ACTIVITY: The answer must be the number of lines in the listing below that contain "title", and nothing else.

+++++

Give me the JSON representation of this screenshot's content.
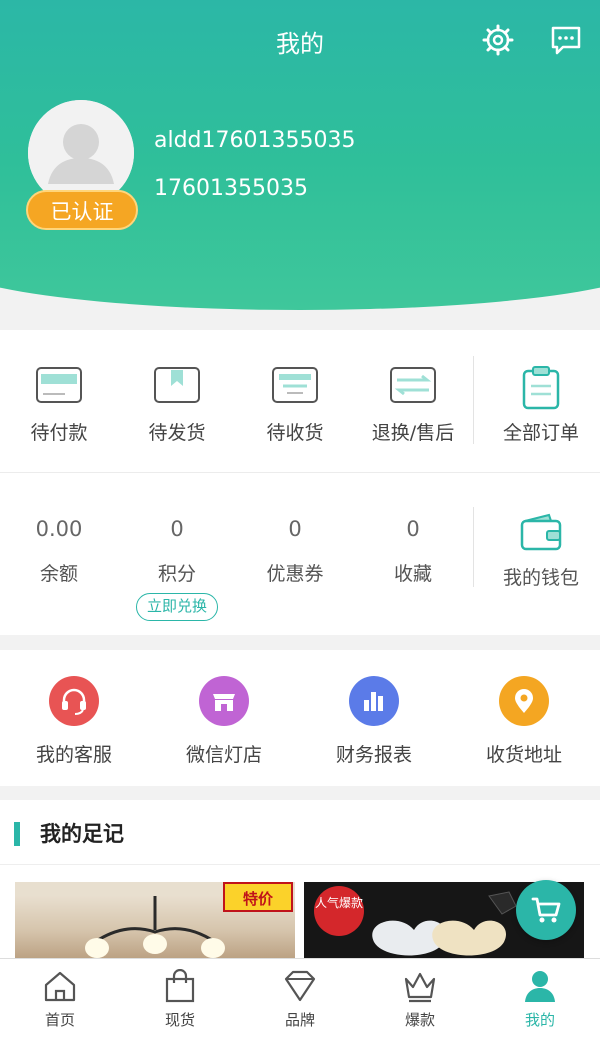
{
  "header": {
    "title": "我的",
    "settings_icon": "gear-icon",
    "message_icon": "message-icon",
    "verified_label": "已认证",
    "username": "aldd17601355035",
    "phone": "17601355035"
  },
  "orders": [
    {
      "label": "待付款",
      "icon": "wallet-card-icon"
    },
    {
      "label": "待发货",
      "icon": "package-icon"
    },
    {
      "label": "待收货",
      "icon": "box-icon"
    },
    {
      "label": "退换/售后",
      "icon": "return-icon"
    },
    {
      "label": "全部订单",
      "icon": "clipboard-icon"
    }
  ],
  "assets": [
    {
      "value": "0.00",
      "label": "余额"
    },
    {
      "value": "0",
      "label": "积分"
    },
    {
      "value": "0",
      "label": "优惠券"
    },
    {
      "value": "0",
      "label": "收藏"
    }
  ],
  "redeem_label": "立即兑换",
  "wallet_label": "我的钱包",
  "services": [
    {
      "label": "我的客服",
      "icon": "headset-icon",
      "color": "#e85454"
    },
    {
      "label": "微信灯店",
      "icon": "store-icon",
      "color": "#c064d4"
    },
    {
      "label": "财务报表",
      "icon": "bar-chart-icon",
      "color": "#5b7be8"
    },
    {
      "label": "收货地址",
      "icon": "location-pin-icon",
      "color": "#f4a622"
    }
  ],
  "footprint": {
    "title": "我的足记",
    "product_1_tag": "特价",
    "product_2_tag": "人气爆款"
  },
  "nav": [
    {
      "label": "首页",
      "icon": "home-icon"
    },
    {
      "label": "现货",
      "icon": "shopping-bag-icon"
    },
    {
      "label": "品牌",
      "icon": "diamond-icon"
    },
    {
      "label": "爆款",
      "icon": "crown-icon"
    },
    {
      "label": "我的",
      "icon": "user-icon",
      "active": true
    }
  ],
  "colors": {
    "accent": "#2bb6a8",
    "verified": "#f5a623"
  }
}
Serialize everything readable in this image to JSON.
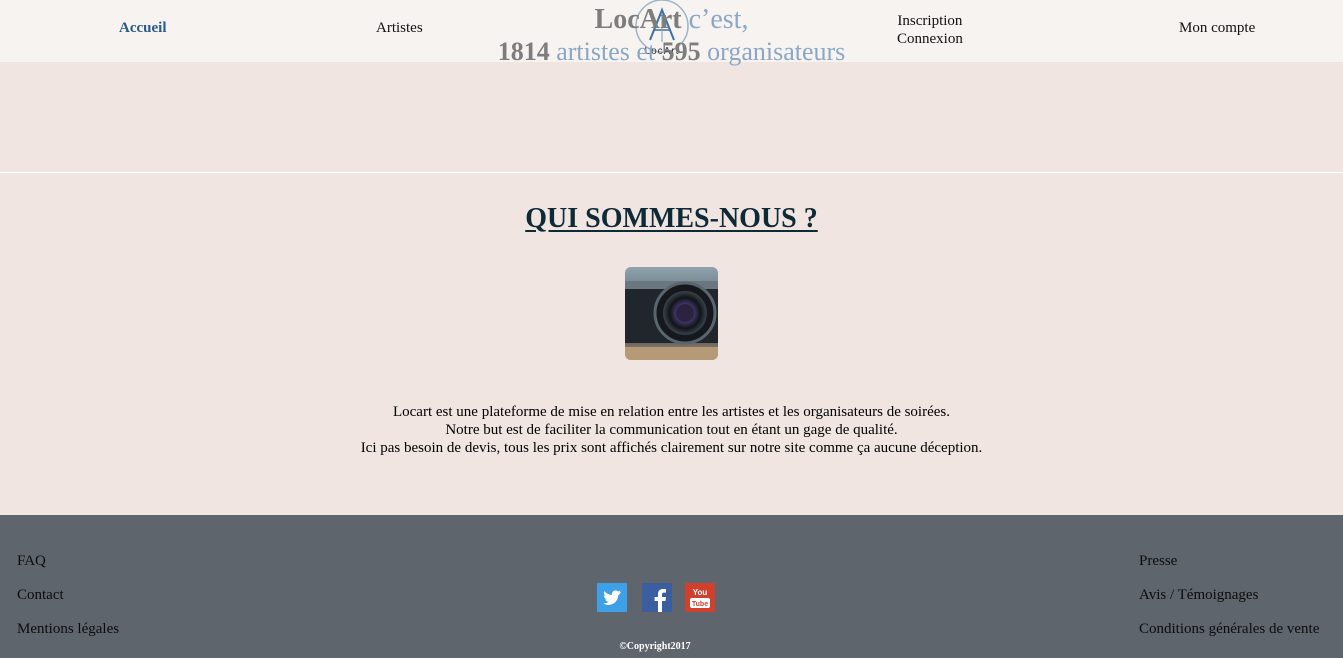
{
  "nav": {
    "home": "Accueil",
    "artists": "Artistes",
    "signup": "Inscription",
    "login": "Connexion",
    "account": "Mon compte"
  },
  "logo": {
    "text": "LocArt"
  },
  "tagline": {
    "brand": "LocArt",
    "cest": "c’est,",
    "artists_count": "1814",
    "artists_label": "artistes",
    "et": "et",
    "organizers_count": "595",
    "organizers_label": "organisateurs"
  },
  "about": {
    "title": "QUI SOMMES-NOUS ?",
    "lines": [
      "Locart est une plateforme de mise en relation entre les artistes et les organisateurs de soirées.",
      "Notre but est de faciliter la communication tout en étant un gage de qualité.",
      "Ici pas besoin de devis, tous les prix sont affichés clairement sur notre site comme ça aucune déception."
    ]
  },
  "footer": {
    "left": [
      "FAQ",
      "Contact",
      "Mentions légales"
    ],
    "right": [
      "Presse",
      "Avis / Témoignages",
      "Conditions générales de vente"
    ],
    "social": [
      "twitter-icon",
      "facebook-icon",
      "youtube-icon"
    ],
    "copyright": "©Copyright2017"
  },
  "colors": {
    "page_bg": "#f0e5e0",
    "nav_bg": "#f7f3f0",
    "footer_bg": "#5f656d",
    "accent": "#2a5a8a",
    "twitter": "#3ea0e6",
    "facebook": "#3b5ea1",
    "youtube": "#d0402c"
  }
}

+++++

RESPONSE: 3